SUPPLIED ENTRIES
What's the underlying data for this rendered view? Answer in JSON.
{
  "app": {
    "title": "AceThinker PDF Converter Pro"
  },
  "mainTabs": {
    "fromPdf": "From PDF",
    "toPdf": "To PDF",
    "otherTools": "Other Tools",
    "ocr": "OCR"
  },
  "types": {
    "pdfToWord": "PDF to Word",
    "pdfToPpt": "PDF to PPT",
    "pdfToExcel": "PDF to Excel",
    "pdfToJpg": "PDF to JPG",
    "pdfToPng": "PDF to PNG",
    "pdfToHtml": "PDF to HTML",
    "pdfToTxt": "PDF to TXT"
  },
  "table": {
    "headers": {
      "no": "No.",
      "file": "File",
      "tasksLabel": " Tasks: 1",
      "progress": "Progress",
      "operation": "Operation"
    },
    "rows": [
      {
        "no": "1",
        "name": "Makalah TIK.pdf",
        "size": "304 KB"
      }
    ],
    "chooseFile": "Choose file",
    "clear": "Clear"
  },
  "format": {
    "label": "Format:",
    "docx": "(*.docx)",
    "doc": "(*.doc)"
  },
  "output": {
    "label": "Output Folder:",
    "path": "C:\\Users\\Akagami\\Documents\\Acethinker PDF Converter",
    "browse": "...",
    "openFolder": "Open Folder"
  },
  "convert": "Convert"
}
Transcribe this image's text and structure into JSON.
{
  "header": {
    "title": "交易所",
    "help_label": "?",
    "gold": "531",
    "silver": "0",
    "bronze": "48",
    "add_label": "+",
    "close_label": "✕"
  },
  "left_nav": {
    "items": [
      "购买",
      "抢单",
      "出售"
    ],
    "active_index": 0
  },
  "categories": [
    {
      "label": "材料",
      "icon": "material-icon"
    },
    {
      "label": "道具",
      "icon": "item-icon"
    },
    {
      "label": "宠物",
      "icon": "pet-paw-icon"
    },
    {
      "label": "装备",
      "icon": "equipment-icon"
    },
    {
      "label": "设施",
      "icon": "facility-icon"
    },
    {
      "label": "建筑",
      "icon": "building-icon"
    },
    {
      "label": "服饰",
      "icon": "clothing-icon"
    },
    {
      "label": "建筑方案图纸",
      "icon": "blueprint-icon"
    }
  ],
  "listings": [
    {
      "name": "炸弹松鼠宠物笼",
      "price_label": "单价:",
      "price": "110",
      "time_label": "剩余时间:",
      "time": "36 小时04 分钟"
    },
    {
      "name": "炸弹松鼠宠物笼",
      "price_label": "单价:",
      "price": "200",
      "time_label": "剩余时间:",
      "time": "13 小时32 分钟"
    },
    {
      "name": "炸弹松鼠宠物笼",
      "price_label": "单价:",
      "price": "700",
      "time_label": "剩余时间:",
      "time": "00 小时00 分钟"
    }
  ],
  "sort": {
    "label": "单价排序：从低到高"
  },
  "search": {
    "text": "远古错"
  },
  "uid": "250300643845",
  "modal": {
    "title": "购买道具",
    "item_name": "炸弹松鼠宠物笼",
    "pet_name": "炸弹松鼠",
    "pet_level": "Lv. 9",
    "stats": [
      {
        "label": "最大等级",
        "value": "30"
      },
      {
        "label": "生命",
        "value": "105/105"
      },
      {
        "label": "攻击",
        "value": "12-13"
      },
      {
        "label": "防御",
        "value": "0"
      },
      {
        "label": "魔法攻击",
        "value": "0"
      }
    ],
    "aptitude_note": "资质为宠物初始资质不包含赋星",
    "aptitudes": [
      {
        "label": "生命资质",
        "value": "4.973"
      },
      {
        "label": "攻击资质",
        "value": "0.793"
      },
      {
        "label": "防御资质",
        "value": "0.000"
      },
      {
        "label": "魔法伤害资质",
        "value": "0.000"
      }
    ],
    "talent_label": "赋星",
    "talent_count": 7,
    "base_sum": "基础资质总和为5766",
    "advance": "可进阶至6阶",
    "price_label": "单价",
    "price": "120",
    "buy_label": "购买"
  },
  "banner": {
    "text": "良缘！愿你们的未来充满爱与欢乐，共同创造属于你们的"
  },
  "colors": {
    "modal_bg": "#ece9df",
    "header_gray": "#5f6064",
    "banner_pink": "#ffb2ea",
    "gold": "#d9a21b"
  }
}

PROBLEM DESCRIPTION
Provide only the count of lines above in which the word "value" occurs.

RESULT OF THE TASK
9